5. Coffee Maker
You use it every day and wipe it down here and there - so what’s the problem? The water reservoir. 50% of coffee makers tested by NSF had yeast and mold present. Grossed out yet? No need to skip your morning coffee! Regular deep cleaning can keep the germ-load down.
How to Clean It: Be sure to wipe out the water reservoir with a paper towel after each time you use your coffee maker. Every 40-80 brew cycles or at least once monthly, deep clean your coffee maker. First, unplug it and take apart all of the removable components, and wash them in the kitchen sink with hot, soapy water. Spray the pieces with Vital Oxide and let air dry to eradicate bacteria and mold. Then, use a small scrub brush (a clean toothbrush works well) to scrub all the crevices in the coffee maker, wipe clean with a damp cloth, and spray with Vital Oxide to get rid of all the nasty. Celebrate with a fresh cup of coffee!
6. Toothbrush Holder
No, the toilet is not the germiest place in your bathroom – believe it or not, that distinction goes to your toothbrush holder. While this may be shocking at first, it starts to make sense once you think about it. Our mouths are full of bacteria, and a toothbrush’s job is to remove food, grime, and bacteria from your teeth and gums. After you brush your teeth, you typically rinse your toothbrush but don’t actually clean it with anything other than hot water. So naturally, the place that holds these items is going to become a refuge for bacteria. And, if your toothbrush holder is located near the toilet, it may also be subjected to particles that are sprayed through the air when you flush. NSF found that an alarming 64% of toothbrush holders contained mold and yeast, 27% contained Coliform, and 14% contained staph.
How to Clean It: At least once a week, wash your toothbrush holder with soap and hot water, or, run it through the dishwasher if it’s dishwasher safe. After a thorough cleaning, spray it with Vital Oxide and let it dry naturally before you put it back in its place. Also, remember to always close the toilet lid when you flush and try to keep your toothbrush holder as far away from the toilet as possible.
7. Dish Sponges
The single germiest item in your home is your average kitchen sponge. In the NSF study, 86% of sponges had mold and yeast, 77% contained Coliform bacteria, and 18% were filled with staph bacteria. Why are kitchen sponges such germ magnets? Well, we use them to wipe down everything from the sink, to countertops, to dishes and the cutting board and we don’t always clean them properly. Sponges also usually stay wet for long periods of time which is an ideal environment for germs.

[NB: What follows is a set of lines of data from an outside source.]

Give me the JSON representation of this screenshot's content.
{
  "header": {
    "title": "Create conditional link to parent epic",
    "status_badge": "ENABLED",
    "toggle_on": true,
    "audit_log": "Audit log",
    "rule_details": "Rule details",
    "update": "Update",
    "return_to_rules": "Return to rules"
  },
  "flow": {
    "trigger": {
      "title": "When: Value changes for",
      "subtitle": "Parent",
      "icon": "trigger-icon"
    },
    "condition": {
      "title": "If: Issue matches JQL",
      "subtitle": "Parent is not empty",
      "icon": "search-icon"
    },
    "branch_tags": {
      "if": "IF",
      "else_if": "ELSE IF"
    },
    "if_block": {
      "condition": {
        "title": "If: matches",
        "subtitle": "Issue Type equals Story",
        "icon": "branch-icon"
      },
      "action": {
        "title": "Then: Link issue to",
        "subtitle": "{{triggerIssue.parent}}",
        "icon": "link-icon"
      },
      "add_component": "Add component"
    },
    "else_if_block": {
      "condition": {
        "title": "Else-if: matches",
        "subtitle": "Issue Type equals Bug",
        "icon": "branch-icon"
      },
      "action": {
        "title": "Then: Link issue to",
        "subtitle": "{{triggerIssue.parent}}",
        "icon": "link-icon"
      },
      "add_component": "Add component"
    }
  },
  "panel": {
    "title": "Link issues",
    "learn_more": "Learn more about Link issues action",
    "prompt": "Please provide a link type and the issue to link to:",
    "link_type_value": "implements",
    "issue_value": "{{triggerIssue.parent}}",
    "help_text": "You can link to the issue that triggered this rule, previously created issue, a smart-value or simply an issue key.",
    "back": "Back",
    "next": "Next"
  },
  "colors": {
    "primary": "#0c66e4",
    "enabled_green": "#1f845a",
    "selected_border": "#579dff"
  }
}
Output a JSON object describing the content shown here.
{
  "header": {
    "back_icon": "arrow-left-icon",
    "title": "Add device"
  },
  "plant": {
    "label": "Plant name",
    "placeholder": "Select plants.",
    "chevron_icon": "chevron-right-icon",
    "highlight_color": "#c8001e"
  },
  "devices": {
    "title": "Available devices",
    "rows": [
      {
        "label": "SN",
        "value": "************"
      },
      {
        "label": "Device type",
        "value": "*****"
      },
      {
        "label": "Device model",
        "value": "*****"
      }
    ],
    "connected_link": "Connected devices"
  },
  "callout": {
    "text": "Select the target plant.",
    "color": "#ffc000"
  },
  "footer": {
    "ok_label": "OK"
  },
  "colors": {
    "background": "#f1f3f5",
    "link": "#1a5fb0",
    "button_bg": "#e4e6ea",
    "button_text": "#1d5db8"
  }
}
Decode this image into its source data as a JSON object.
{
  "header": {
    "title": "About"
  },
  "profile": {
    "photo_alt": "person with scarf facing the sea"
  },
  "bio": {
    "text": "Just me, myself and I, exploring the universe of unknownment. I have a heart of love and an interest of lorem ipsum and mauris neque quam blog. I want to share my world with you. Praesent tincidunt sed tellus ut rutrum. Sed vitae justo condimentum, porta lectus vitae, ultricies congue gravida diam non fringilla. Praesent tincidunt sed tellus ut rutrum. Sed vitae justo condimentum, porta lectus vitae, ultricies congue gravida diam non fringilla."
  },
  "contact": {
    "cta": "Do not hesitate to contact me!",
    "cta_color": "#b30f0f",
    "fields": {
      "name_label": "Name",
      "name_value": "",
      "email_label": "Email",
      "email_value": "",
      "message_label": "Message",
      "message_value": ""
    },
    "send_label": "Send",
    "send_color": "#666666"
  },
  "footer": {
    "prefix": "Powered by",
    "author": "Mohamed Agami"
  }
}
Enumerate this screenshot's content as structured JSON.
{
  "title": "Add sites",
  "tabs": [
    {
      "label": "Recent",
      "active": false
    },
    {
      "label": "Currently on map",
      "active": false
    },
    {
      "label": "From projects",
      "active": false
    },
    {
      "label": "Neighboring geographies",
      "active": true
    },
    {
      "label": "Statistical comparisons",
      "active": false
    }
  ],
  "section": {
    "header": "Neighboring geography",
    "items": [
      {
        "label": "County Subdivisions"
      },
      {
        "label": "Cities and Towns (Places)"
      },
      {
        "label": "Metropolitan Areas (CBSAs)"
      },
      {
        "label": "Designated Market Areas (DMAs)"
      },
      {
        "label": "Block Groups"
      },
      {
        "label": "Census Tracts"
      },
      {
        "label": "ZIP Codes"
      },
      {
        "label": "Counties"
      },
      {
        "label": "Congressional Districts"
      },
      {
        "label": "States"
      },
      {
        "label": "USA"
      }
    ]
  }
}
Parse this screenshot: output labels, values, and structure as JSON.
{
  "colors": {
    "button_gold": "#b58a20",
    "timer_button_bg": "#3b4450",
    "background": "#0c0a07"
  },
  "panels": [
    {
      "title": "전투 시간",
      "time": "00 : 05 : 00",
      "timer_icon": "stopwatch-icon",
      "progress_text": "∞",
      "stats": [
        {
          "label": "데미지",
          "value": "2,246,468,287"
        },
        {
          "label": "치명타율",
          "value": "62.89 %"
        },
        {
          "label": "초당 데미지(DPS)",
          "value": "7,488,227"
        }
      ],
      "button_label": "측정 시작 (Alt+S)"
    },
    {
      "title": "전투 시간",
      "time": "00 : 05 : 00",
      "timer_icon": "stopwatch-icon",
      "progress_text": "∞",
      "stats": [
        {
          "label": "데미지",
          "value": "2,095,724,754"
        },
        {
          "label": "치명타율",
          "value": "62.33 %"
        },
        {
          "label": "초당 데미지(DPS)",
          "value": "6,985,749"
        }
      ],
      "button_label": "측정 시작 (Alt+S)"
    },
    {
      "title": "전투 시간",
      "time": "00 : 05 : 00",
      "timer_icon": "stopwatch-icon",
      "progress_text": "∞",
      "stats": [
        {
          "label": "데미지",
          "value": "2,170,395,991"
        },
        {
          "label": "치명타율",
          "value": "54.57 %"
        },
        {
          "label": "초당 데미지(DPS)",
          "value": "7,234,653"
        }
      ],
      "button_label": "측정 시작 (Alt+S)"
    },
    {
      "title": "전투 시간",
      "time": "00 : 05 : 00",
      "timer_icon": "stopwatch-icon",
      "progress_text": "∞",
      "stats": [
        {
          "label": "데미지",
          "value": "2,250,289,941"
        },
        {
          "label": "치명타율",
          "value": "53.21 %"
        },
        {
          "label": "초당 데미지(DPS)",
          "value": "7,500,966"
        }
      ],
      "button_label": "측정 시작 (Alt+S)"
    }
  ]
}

How to Clean It: If you use a kitchen sponge, it must be cleaned and sanitized every day. You can pop it into the dishwasher when you’re running a load, or microwave it for two minutes so the heat can zap the bacteria. After cleaning, spray with Vital Oxide for optimal germ-busting. Even with daily cleaning and sanitization, NSF recommends replacing your kitchen sponge at least every two weeks. A good alternative to sponges are microfiber cloths, which are designed to grab dirt and absorb liquids – and they’re easy to toss into the laundry after use.
At Vital Oxide, we’re passionate about making a product that makes homes and businesses cleaner and safer. Learn more about the science behind our product, as well as tons of great tips on cleaning, disinfecting, and more. If you have any questions, please Contact Us or Send Us a Message on Facebook.